On Monday (April 30, 2018), the California Supreme Court issued its much-anticipated decision in Dynamex Operations West, Inc. v. Superior Court, No. S222732. In this very significant decision, the Court altered its decades-old test for determining whether a worker is an employee or an independent contractor. Since the upsurge of independent contractors operating in California, largely resulting from companies like Uber and Lyft (and other “gig economy” workers), seeking to utilize the flexible staffing model, it will be imperative for such companies to now factor in the new standards articulated in the Dynamex case. Particularly since the applicable rules governing classifying workers impose painful consequences including not only liability for unpaid wages and employee benefits, but also statutory penalties for each violation determined to be “willful.”

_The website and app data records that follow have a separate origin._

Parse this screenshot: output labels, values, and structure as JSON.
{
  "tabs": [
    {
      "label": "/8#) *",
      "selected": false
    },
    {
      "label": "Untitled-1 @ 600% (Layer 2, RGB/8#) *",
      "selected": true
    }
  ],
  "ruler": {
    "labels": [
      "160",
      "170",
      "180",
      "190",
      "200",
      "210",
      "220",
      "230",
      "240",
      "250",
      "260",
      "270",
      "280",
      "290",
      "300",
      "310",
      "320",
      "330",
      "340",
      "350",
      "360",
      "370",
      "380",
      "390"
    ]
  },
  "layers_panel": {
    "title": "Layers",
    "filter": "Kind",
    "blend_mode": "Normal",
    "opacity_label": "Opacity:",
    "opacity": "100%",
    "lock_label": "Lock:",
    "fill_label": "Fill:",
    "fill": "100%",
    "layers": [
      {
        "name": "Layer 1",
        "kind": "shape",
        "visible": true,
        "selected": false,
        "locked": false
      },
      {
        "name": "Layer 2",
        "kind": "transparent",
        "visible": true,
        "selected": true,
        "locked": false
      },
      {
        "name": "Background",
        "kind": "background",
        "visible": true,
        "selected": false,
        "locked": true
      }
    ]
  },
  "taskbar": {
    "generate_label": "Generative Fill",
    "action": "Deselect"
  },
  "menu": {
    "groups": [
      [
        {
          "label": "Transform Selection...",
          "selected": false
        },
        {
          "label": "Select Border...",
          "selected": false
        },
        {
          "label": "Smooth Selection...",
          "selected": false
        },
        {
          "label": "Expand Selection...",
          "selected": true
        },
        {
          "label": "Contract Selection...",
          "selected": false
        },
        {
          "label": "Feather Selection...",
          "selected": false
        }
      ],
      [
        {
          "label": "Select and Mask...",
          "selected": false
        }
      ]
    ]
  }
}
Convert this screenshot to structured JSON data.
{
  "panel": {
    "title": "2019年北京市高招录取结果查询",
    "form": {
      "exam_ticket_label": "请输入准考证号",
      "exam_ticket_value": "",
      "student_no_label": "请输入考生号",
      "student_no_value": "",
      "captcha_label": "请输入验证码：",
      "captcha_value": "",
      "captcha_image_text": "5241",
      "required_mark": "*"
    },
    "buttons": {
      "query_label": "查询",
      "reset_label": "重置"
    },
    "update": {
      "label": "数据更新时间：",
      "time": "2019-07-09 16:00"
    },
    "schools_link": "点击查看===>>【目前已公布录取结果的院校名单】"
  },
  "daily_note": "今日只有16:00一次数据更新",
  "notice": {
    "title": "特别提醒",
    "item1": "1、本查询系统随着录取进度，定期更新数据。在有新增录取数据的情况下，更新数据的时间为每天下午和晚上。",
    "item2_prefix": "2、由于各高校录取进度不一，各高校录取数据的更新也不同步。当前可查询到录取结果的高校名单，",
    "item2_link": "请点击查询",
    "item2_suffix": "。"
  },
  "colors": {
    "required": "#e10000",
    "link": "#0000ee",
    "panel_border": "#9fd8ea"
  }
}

In its decision, the California Supreme Court characterized the issue on appeal as whether in an employee misclassification case, status should be based upon the expansive definition of “employee” as used in the Wage Orders promulgated by the Industrial Welfare Commission, or whether the common law test for employment set forth in California case law should govern. The proposed class of workers at Dynamex (who work as drivers akin to those at Uber and Lyft and who liken themselves to a new “serf-class”), argued that the existing approach of the law in California governing classification of workers created a horrible plight for unfortunate members of California’s gig economy. Specifically, they claimed to work just as hard as employees while being denied the Labor Code’s basic employee benefits.
The common law test, which is based upon a multi-factor balancing test that depends on the specific and oftentimes unique facts of an employment situation, is more likely to recognize the existence of an independent contracting relationship and that has been the prevailing approach in California jurisprudent for decades. Under the common law approach, the primary consideration in determining if an employment relationship exists is whether or not the employer has the right to control the manner and means of how the work is performed. Secondary factors considered include the degree of skill required to perform the work, the method of payment, and the type of business involved.
The definition of “employment” articulated in the Wage Orders is much broader. Specifically, the IWC Wage Orders define “employee” as “any person employed by an employer.” “Employer” is defined as anyone “who directly or indirectly . . . employs or exercised control over the wages, hours, or working conditions of any person.” The term “employ” means to “engage, suffer, or permit to work.” In making its ruling, the California Supreme Court endorsed the notion that the common law test is an “employer-focused approach” and the Wage Order definitions related to employee status constitute an “employee-centric test gauged to mitigate the potential for employee abuse in the workplace.”
The decision of the California Supreme Court to embrace the Work Order standard for ascertaining employment status was unanimous. And the Court outlined the requirements that a company must show to justify classifying a worker as an independent contractor. Specifically, a company must prove that the worker is free, in everyday tasks, from the company’s “control and direction.” And, the company must also prove that the work is “outside the usual course of the hiring entity’s business.” Finally, the company must demonstrate that the worker is regularly engaged in an independent occupation or business of the same type that he or she is performing for the company. For illustrative purposed, the decision states that a store that hires an outside plumber to come onsite to fix a leak is properly viewed as a contractor. But a clothing manufacturer that hires a seamstress to work at home making dresses that the business will sell has hired the worker to perform work in its usual line of business and is thus obligated by law to pay them as an employee. While the decision did not address other issues such as payment of workers’ expenses, workers’ compensation, and unemployment benefits, which are covered by separate laws, the Court’s rationale will help workers to heretofore have been denied employee status to move closer to achieving that status.
The bottom line is that as a result of the Dynamex decision, many jobs in California that were previously classified unquestionably as independent contractors must now be re-classified as employees. And, going forward, companies striving to succeed in the gig economy (such as Uber or in other sectors of the business economy like construction or agriculture), will now need to assess their potential risk by evaluating their workers’ job descriptions and their contractor agreements in light of the Wage Order-based broad criteria or face serious potential liability and penalties for misclassification of workers.